Primary Industries and Regions SA has produced material to help horse owners:
- minimise risk of disease introduction
- recognise diseases symptoms
- notify the correct people about suspected diseases
- control risks to themselves and other healthy animals.
General information for horse owners
Read our page on reporting animal diseases so you are prepared in case of serious disease in your animals.
We have a page about the Hendra virus.
- downloadable material.
- When to call for help with your horses ()
- Horse alert South Australia - manual ()
- Horse biosecurity glovebox guide ()
- Biosecurity and disinfection procedures for horse owners ()
- Hendra virus – Advice for horse owners as a fact sheet ()
- What to do while waiting for Hendra virus test results - information for horse owners ( or )
Hendra virus information for veterinarians
- Understanding Hendra virus - for equine veterinarians ( or )
- Entry and exit procedures for contaminated site ()
- Safely packing biological samples for Hendra virus testing ( or )
- Reduce the risk - planning for a safe work environment ( or )
Mosquito Borne Disease alert – Murray Valley Encephalitis Virus and West Nile virus
PIRSA is reminding horse owners to be on the lookout for the potential impact of symptoms of mosquito borne disease such as Murray Valley Encephalitis Virus and West Nile virus/Kunjin in their horses.

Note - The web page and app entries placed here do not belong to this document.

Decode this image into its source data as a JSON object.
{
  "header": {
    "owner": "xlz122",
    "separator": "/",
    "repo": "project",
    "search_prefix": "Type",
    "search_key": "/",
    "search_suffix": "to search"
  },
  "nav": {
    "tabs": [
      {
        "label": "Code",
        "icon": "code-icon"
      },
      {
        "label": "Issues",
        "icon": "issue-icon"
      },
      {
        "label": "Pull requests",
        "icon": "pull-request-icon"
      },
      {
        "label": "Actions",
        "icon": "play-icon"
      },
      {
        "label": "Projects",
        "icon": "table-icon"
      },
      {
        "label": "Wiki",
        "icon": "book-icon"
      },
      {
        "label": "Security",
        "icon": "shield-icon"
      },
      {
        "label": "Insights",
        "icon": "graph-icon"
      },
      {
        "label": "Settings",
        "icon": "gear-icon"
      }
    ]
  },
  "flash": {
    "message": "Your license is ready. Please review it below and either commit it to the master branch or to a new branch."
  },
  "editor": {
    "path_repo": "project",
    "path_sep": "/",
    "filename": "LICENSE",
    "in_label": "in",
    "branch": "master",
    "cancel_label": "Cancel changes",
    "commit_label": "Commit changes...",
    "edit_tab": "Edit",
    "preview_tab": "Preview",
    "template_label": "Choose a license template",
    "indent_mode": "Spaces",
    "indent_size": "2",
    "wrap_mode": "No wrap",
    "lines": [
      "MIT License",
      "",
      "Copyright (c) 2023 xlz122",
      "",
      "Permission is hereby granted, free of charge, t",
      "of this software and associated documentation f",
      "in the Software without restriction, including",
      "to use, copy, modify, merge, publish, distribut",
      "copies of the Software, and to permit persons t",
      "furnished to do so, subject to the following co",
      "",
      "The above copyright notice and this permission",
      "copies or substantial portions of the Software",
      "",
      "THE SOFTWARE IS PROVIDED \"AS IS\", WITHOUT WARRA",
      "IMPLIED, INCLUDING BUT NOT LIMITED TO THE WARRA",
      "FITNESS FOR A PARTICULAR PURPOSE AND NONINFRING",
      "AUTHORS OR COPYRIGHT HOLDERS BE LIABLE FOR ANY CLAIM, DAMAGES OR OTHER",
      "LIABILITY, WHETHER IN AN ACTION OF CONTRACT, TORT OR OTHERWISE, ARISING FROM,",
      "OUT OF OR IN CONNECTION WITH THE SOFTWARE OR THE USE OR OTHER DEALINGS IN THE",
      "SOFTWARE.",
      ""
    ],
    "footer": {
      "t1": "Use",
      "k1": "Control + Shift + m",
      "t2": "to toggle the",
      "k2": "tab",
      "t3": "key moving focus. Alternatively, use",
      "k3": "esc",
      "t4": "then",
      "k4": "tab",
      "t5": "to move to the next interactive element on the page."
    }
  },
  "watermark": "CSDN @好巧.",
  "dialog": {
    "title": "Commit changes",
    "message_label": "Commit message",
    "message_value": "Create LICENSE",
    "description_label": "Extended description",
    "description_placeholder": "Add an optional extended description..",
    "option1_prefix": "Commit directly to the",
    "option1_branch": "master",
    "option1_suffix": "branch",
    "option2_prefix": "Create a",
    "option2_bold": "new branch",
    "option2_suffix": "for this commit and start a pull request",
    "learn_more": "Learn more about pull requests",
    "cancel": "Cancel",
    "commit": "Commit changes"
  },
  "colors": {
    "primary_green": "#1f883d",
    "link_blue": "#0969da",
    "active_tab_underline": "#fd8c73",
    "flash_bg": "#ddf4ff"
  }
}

This follows the detection of antibodies to both diseases in sentinel chickens located in the Riverland.
Sentinel chickens are a good indicator of mosquito borne disease risk and this latest detection has prompted the warning to horse owners to not only be alert but to minimise exposure of their horses to mosquitos as much as possible.
Mosquito mitigation strategies:
- Use mosquito repellent
- Cover horses or keep them indoors at a time of high mosquito activity – particularly at dawn and dusk
- Eliminate mosquito breeding areas on your properties
In horses, infections with these viruses will not always show signs of disease. Symptoms can also be very similar to other diseases, including the Hendra virus.
Good biosecurity practices should always be followed when checking on your horses, however, as Hendra can be fatal to both horses and humans, it is essential to wear appropriate personal protective equipment when interacting with horses displaying symptoms.
If you notice that your horse appears unwell, please contact your veterinarian to arrange for an examination and possible laboratory testing. Veterinarians should contact their local PIRSA veterinary officer for testing protocols and guidelines.
West Nile virus/Kunming is a notifiable disease in animals in South Australia. Vets are being asked to report any unexplained neurological cases to PIRSA by contacting their local PIRSA Veterinary Officer or phoning the Emergency Disease Hotline on 1800 675 888.